Task to carry out: Copy the records exactly, leaving out every picture.

Saved entries:
+ + +
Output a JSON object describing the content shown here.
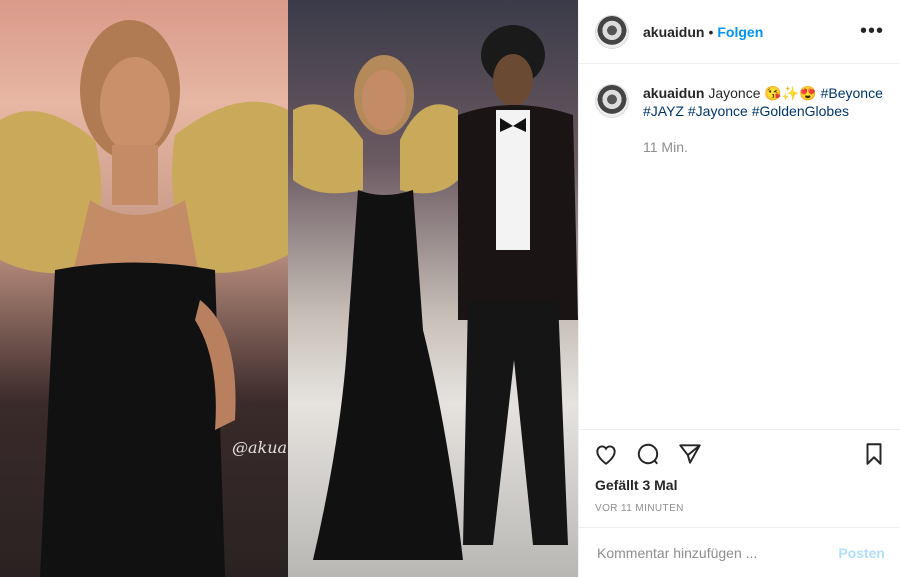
{
  "header": {
    "username": "akuaidun",
    "separator": "•",
    "follow_label": "Folgen",
    "more_label": "•••"
  },
  "caption": {
    "username": "akuaidun",
    "text": "Jayonce 😘✨😍",
    "hashtags": [
      "#Beyonce",
      "#JAYZ",
      "#Jayonce",
      "#GoldenGlobes"
    ],
    "time": "11 Min."
  },
  "media": {
    "watermark": "@akuaidun"
  },
  "icons": {
    "like": "heart-icon",
    "comment": "comment-icon",
    "share": "share-icon",
    "save": "bookmark-icon"
  },
  "stats": {
    "likes": "Gefällt 3 Mal",
    "posted_ago": "VOR 11 MINUTEN"
  },
  "comment": {
    "placeholder": "Kommentar hinzufügen ...",
    "post_label": "Posten"
  },
  "colors": {
    "accent": "#0095f6",
    "hashtag": "#00376b",
    "post_disabled": "#b2dffc"
  }
}
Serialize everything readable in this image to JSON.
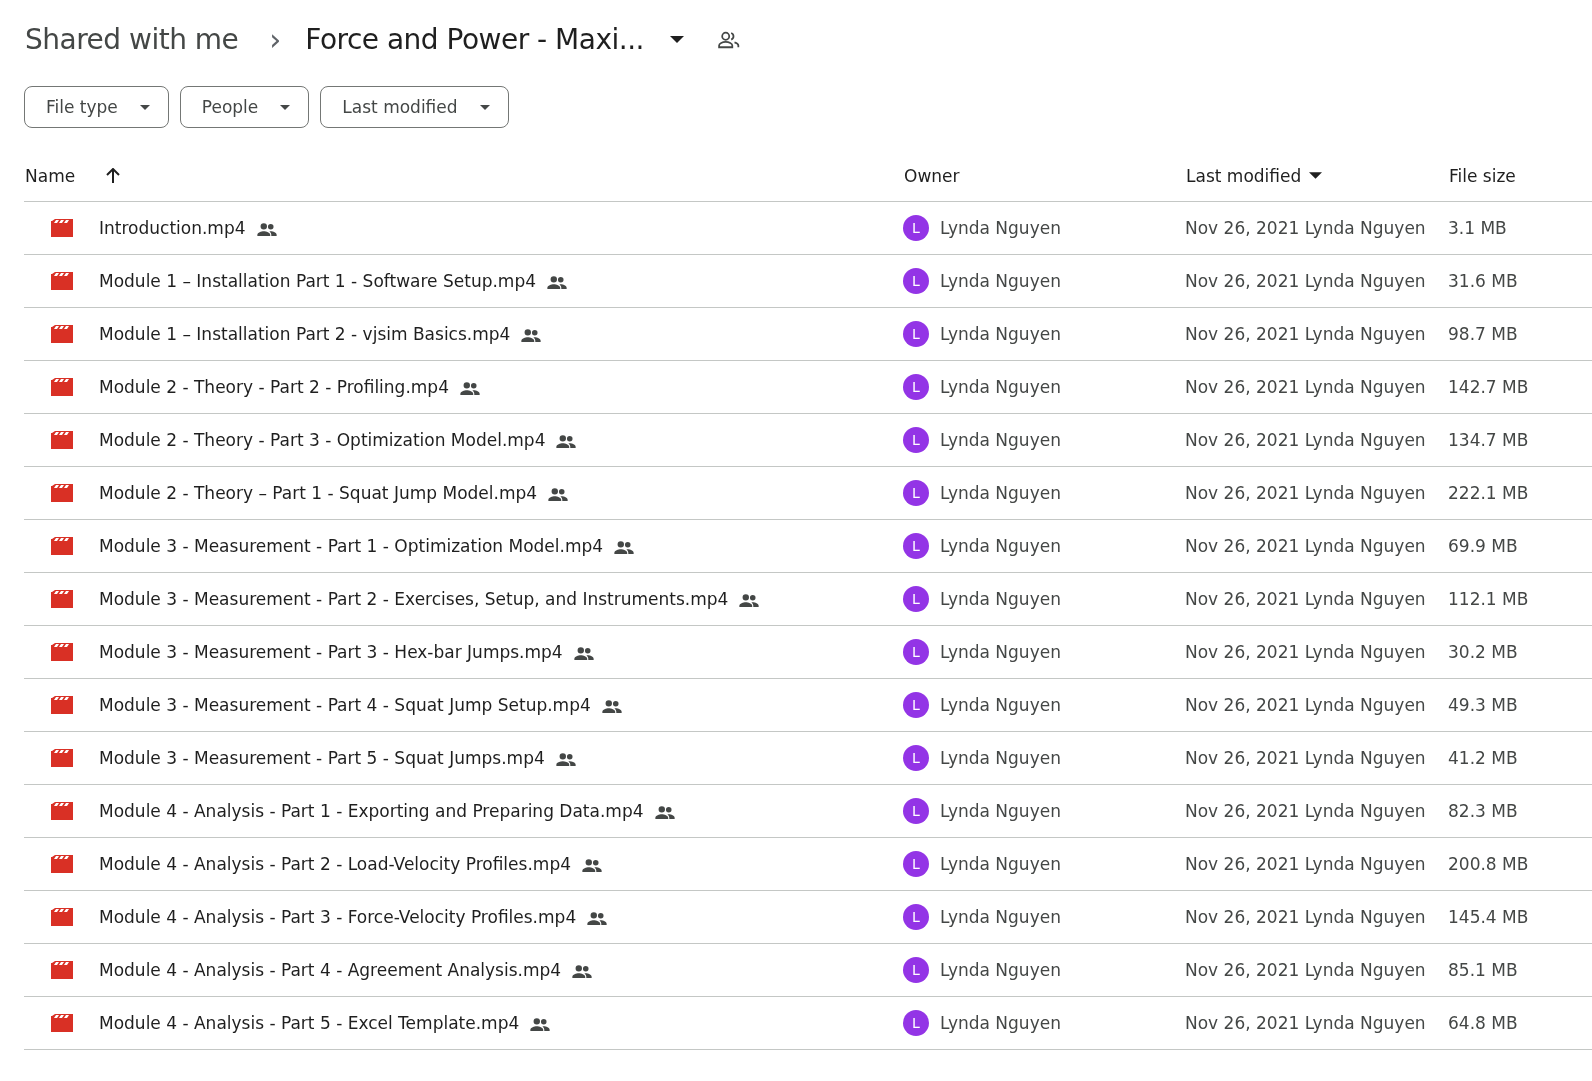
{
  "breadcrumb": {
    "parent": "Shared with me",
    "separator": "›",
    "current": "Force and Power - Maxi..."
  },
  "filters": [
    "File type",
    "People",
    "Last modified"
  ],
  "table": {
    "columns": [
      {
        "label": "Name",
        "kind": "ascending"
      },
      {
        "label": "Owner",
        "kind": "plain"
      },
      {
        "label": "Last modified",
        "kind": "descending"
      },
      {
        "label": "File size",
        "kind": "plain"
      }
    ],
    "rows": [
      {
        "name": "Introduction.mp4",
        "shared": true,
        "owner": "Lynda Nguyen",
        "owner_initial": "L",
        "modified": "Nov 26, 2021 Lynda Nguyen",
        "size": "3.1 MB"
      },
      {
        "name": "Module 1 – Installation Part 1 - Software Setup.mp4",
        "shared": true,
        "owner": "Lynda Nguyen",
        "owner_initial": "L",
        "modified": "Nov 26, 2021 Lynda Nguyen",
        "size": "31.6 MB"
      },
      {
        "name": "Module 1 – Installation Part 2 - vjsim Basics.mp4",
        "shared": true,
        "owner": "Lynda Nguyen",
        "owner_initial": "L",
        "modified": "Nov 26, 2021 Lynda Nguyen",
        "size": "98.7 MB"
      },
      {
        "name": "Module 2 - Theory - Part 2 - Profiling.mp4",
        "shared": true,
        "owner": "Lynda Nguyen",
        "owner_initial": "L",
        "modified": "Nov 26, 2021 Lynda Nguyen",
        "size": "142.7 MB"
      },
      {
        "name": "Module 2 - Theory - Part 3 - Optimization Model.mp4",
        "shared": true,
        "owner": "Lynda Nguyen",
        "owner_initial": "L",
        "modified": "Nov 26, 2021 Lynda Nguyen",
        "size": "134.7 MB"
      },
      {
        "name": "Module 2 - Theory – Part 1 - Squat Jump Model.mp4",
        "shared": true,
        "owner": "Lynda Nguyen",
        "owner_initial": "L",
        "modified": "Nov 26, 2021 Lynda Nguyen",
        "size": "222.1 MB"
      },
      {
        "name": "Module 3 - Measurement - Part 1 - Optimization Model.mp4",
        "shared": true,
        "owner": "Lynda Nguyen",
        "owner_initial": "L",
        "modified": "Nov 26, 2021 Lynda Nguyen",
        "size": "69.9 MB"
      },
      {
        "name": "Module 3 - Measurement - Part 2 - Exercises, Setup, and Instruments.mp4",
        "shared": true,
        "owner": "Lynda Nguyen",
        "owner_initial": "L",
        "modified": "Nov 26, 2021 Lynda Nguyen",
        "size": "112.1 MB"
      },
      {
        "name": "Module 3 - Measurement - Part 3 - Hex-bar Jumps.mp4",
        "shared": true,
        "owner": "Lynda Nguyen",
        "owner_initial": "L",
        "modified": "Nov 26, 2021 Lynda Nguyen",
        "size": "30.2 MB"
      },
      {
        "name": "Module 3 - Measurement - Part 4 - Squat Jump Setup.mp4",
        "shared": true,
        "owner": "Lynda Nguyen",
        "owner_initial": "L",
        "modified": "Nov 26, 2021 Lynda Nguyen",
        "size": "49.3 MB"
      },
      {
        "name": "Module 3 - Measurement - Part 5 - Squat Jumps.mp4",
        "shared": true,
        "owner": "Lynda Nguyen",
        "owner_initial": "L",
        "modified": "Nov 26, 2021 Lynda Nguyen",
        "size": "41.2 MB"
      },
      {
        "name": "Module 4 - Analysis - Part 1 - Exporting and Preparing Data.mp4",
        "shared": true,
        "owner": "Lynda Nguyen",
        "owner_initial": "L",
        "modified": "Nov 26, 2021 Lynda Nguyen",
        "size": "82.3 MB"
      },
      {
        "name": "Module 4 - Analysis - Part 2 - Load-Velocity Profiles.mp4",
        "shared": true,
        "owner": "Lynda Nguyen",
        "owner_initial": "L",
        "modified": "Nov 26, 2021 Lynda Nguyen",
        "size": "200.8 MB"
      },
      {
        "name": "Module 4 - Analysis - Part 3 - Force-Velocity Profiles.mp4",
        "shared": true,
        "owner": "Lynda Nguyen",
        "owner_initial": "L",
        "modified": "Nov 26, 2021 Lynda Nguyen",
        "size": "145.4 MB"
      },
      {
        "name": "Module 4 - Analysis - Part 4 - Agreement Analysis.mp4",
        "shared": true,
        "owner": "Lynda Nguyen",
        "owner_initial": "L",
        "modified": "Nov 26, 2021 Lynda Nguyen",
        "size": "85.1 MB"
      },
      {
        "name": "Module 4 - Analysis - Part 5 - Excel Template.mp4",
        "shared": true,
        "owner": "Lynda Nguyen",
        "owner_initial": "L",
        "modified": "Nov 26, 2021 Lynda Nguyen",
        "size": "64.8 MB"
      }
    ]
  }
}
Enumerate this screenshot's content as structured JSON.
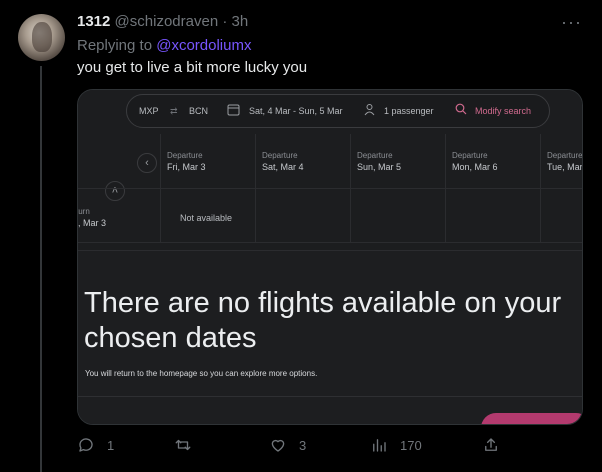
{
  "tweet": {
    "display_name": "1312",
    "handle": "@schizodraven",
    "separator": "·",
    "time": "3h",
    "more": "···",
    "replying_prefix": "Replying to",
    "replying_to": "@xcordoliumx",
    "text": "you get to live a bit more lucky you"
  },
  "media": {
    "search": {
      "from": "MXP",
      "swap": "⇄",
      "to": "BCN",
      "dates": "Sat, 4 Mar - Sun, 5 Mar",
      "passengers": "1 passenger",
      "modify": "Modify search"
    },
    "departure_label": "Departure",
    "dates": [
      "Fri, Mar 3",
      "Sat, Mar 4",
      "Sun, Mar 5",
      "Mon, Mar 6",
      "Tue, Mar"
    ],
    "return_label": "turn",
    "return_value": "i, Mar 3",
    "not_available": "Not available",
    "no_flights": "There are no flights available on your chosen dates",
    "explore": "You will return to the homepage so you can explore more options."
  },
  "actions": {
    "replies": "1",
    "retweets": "",
    "likes": "3",
    "views": "170"
  }
}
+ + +
Task answer:
Output a JSON object describing the content shown here.
{
  "header": {
    "username": "akuaidun",
    "separator": "•",
    "follow_label": "Folgen",
    "more_label": "•••"
  },
  "caption": {
    "username": "akuaidun",
    "text": "Jayonce 😘✨😍",
    "hashtags": [
      "#Beyonce",
      "#JAYZ",
      "#Jayonce",
      "#GoldenGlobes"
    ],
    "time": "11 Min."
  },
  "media": {
    "watermark": "@akuaidun"
  },
  "icons": {
    "like": "heart-icon",
    "comment": "comment-icon",
    "share": "share-icon",
    "save": "bookmark-icon"
  },
  "stats": {
    "likes": "Gefällt 3 Mal",
    "posted_ago": "VOR 11 MINUTEN"
  },
  "comment": {
    "placeholder": "Kommentar hinzufügen ...",
    "post_label": "Posten"
  },
  "colors": {
    "accent": "#0095f6",
    "hashtag": "#00376b",
    "post_disabled": "#b2dffc"
  }
}
Serialize everything readable in this image to JSON.
{
  "breadcrumb": {
    "parent": "Shared with me",
    "separator": "›",
    "current": "Force and Power - Maxi..."
  },
  "filters": [
    "File type",
    "People",
    "Last modified"
  ],
  "table": {
    "columns": [
      {
        "label": "Name",
        "kind": "ascending"
      },
      {
        "label": "Owner",
        "kind": "plain"
      },
      {
        "label": "Last modified",
        "kind": "descending"
      },
      {
        "label": "File size",
        "kind": "plain"
      }
    ],
    "rows": [
      {
        "name": "Introduction.mp4",
        "shared": true,
        "owner": "Lynda Nguyen",
        "owner_initial": "L",
        "modified": "Nov 26, 2021 Lynda Nguyen",
        "size": "3.1 MB"
      },
      {
        "name": "Module 1 – Installation Part 1 - Software Setup.mp4",
        "shared": true,
        "owner": "Lynda Nguyen",
        "owner_initial": "L",
        "modified": "Nov 26, 2021 Lynda Nguyen",
        "size": "31.6 MB"
      },
      {
        "name": "Module 1 – Installation Part 2 - vjsim Basics.mp4",
        "shared": true,
        "owner": "Lynda Nguyen",
        "owner_initial": "L",
        "modified": "Nov 26, 2021 Lynda Nguyen",
        "size": "98.7 MB"
      },
      {
        "name": "Module 2 - Theory - Part 2 - Profiling.mp4",
        "shared": true,
        "owner": "Lynda Nguyen",
        "owner_initial": "L",
        "modified": "Nov 26, 2021 Lynda Nguyen",
        "size": "142.7 MB"
      },
      {
        "name": "Module 2 - Theory - Part 3 - Optimization Model.mp4",
        "shared": true,
        "owner": "Lynda Nguyen",
        "owner_initial": "L",
        "modified": "Nov 26, 2021 Lynda Nguyen",
        "size": "134.7 MB"
      },
      {
        "name": "Module 2 - Theory – Part 1 - Squat Jump Model.mp4",
        "shared": true,
        "owner": "Lynda Nguyen",
        "owner_initial": "L",
        "modified": "Nov 26, 2021 Lynda Nguyen",
        "size": "222.1 MB"
      },
      {
        "name": "Module 3 - Measurement - Part 1 - Optimization Model.mp4",
        "shared": true,
        "owner": "Lynda Nguyen",
        "owner_initial": "L",
        "modified": "Nov 26, 2021 Lynda Nguyen",
        "size": "69.9 MB"
      },
      {
        "name": "Module 3 - Measurement - Part 2 - Exercises, Setup, and Instruments.mp4",
        "shared": true,
        "owner": "Lynda Nguyen",
        "owner_initial": "L",
        "modified": "Nov 26, 2021 Lynda Nguyen",
        "size": "112.1 MB"
      },
      {
        "name": "Module 3 - Measurement - Part 3 - Hex-bar Jumps.mp4",
        "shared": true,
        "owner": "Lynda Nguyen",
        "owner_initial": "L",
        "modified": "Nov 26, 2021 Lynda Nguyen",
        "size": "30.2 MB"
      },
      {
        "name": "Module 3 - Measurement - Part 4 - Squat Jump Setup.mp4",
        "shared": true,
        "owner": "Lynda Nguyen",
        "owner_initial": "L",
        "modified": "Nov 26, 2021 Lynda Nguyen",
        "size": "49.3 MB"
      },
      {
        "name": "Module 3 - Measurement - Part 5 - Squat Jumps.mp4",
        "shared": true,
        "owner": "Lynda Nguyen",
        "owner_initial": "L",
        "modified": "Nov 26, 2021 Lynda Nguyen",
        "size": "41.2 MB"
      },
      {
        "name": "Module 4 - Analysis - Part 1 - Exporting and Preparing Data.mp4",
        "shared": true,
        "owner": "Lynda Nguyen",
        "owner_initial": "L",
        "modified": "Nov 26, 2021 Lynda Nguyen",
        "size": "82.3 MB"
      },
      {
        "name": "Module 4 - Analysis - Part 2 - Load-Velocity Profiles.mp4",
        "shared": true,
        "owner": "Lynda Nguyen",
        "owner_initial": "L",
        "modified": "Nov 26, 2021 Lynda Nguyen",
        "size": "200.8 MB"
      },
      {
        "name": "Module 4 - Analysis - Part 3 - Force-Velocity Profiles.mp4",
        "shared": true,
        "owner": "Lynda Nguyen",
        "owner_initial": "L",
        "modified": "Nov 26, 2021 Lynda Nguyen",
        "size": "145.4 MB"
      },
      {
        "name": "Module 4 - Analysis - Part 4 - Agreement Analysis.mp4",
        "shared": true,
        "owner": "Lynda Nguyen",
        "owner_initial": "L",
        "modified": "Nov 26, 2021 Lynda Nguyen",
        "size": "85.1 MB"
      },
      {
        "name": "Module 4 - Analysis - Part 5 - Excel Template.mp4",
        "shared": true,
        "owner": "Lynda Nguyen",
        "owner_initial": "L",
        "modified": "Nov 26, 2021 Lynda Nguyen",
        "size": "64.8 MB"
      }
    ]
  }
}
Enumerate this screenshot's content as structured JSON.
{
  "tweet": {
    "display_name": "1312",
    "handle": "@schizodraven",
    "separator": "·",
    "time": "3h",
    "more": "···",
    "replying_prefix": "Replying to",
    "replying_to": "@xcordoliumx",
    "text": "you get to live a bit more lucky you"
  },
  "media": {
    "search": {
      "from": "MXP",
      "swap": "⇄",
      "to": "BCN",
      "dates": "Sat, 4 Mar - Sun, 5 Mar",
      "passengers": "1 passenger",
      "modify": "Modify search"
    },
    "departure_label": "Departure",
    "dates": [
      "Fri, Mar 3",
      "Sat, Mar 4",
      "Sun, Mar 5",
      "Mon, Mar 6",
      "Tue, Mar"
    ],
    "return_label": "turn",
    "return_value": "i, Mar 3",
    "not_available": "Not available",
    "no_flights": "There are no flights available on your chosen dates",
    "explore": "You will return to the homepage so you can explore more options."
  },
  "actions": {
    "replies": "1",
    "retweets": "",
    "likes": "3",
    "views": "170"
  }
}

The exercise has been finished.